“Everything you’ve heard today about needing to have these (FTS) decriminalized so that people don’t enter the criminal legal system is absolutely essential because of the differential enforcement that’s happening around the state,” Dr. Bhatnagar said.
The bill is now eligible for a committee vote. Similar legislation has been introduced in the Wisconsin State Senate as Senate Bill 600. Contact Society Chief Policy and Advocacy Officer Mark Grapentine, JD for more information.
Save the Date for National Addiction Treatment Week!
Join National Addiction Treatment Week from October 18-24, 2021 and inspire the next generation of medical professionals to treat addiction and save lives! Each year, National Addiction Treatment Week raises awareness about the gap between the number of patients who need addiction treatment and qualified medical professionals available to treat patients using evidence-based approaches. The week highlights the critical need for more clinicians to enter the field of addiction medicine. Check out this year’s engaging schedule of events and ways to be involved! Mark your calendar today, join our partners and collaborators and spread the word to “treat addiction and save lives!”
By putting our combined resources to work, we all contribute to the health and wellbeing of patients!
UW School of Medicine and Public Health have 6 free new videos on why and how to address tobacco use among patients with severe and persistent mental illness:

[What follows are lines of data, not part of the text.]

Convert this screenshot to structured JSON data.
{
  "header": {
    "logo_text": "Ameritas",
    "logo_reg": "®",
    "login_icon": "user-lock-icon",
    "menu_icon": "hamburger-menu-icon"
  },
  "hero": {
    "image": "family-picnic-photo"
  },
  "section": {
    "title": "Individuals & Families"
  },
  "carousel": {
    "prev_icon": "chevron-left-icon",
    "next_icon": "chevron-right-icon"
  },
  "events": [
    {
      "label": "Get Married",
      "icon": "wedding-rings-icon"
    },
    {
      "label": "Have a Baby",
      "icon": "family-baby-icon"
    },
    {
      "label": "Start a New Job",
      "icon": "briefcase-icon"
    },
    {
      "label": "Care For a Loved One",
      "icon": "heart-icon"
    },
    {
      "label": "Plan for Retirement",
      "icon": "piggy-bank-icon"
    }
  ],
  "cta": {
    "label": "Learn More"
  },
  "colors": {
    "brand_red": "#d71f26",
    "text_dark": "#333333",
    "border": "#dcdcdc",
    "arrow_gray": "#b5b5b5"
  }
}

Click to view: https://ctri.wisc.edu/smoking/
Wisconsin Society of Addiction Medicine563 Carter Court, Suite B,Kimberly, WI 54136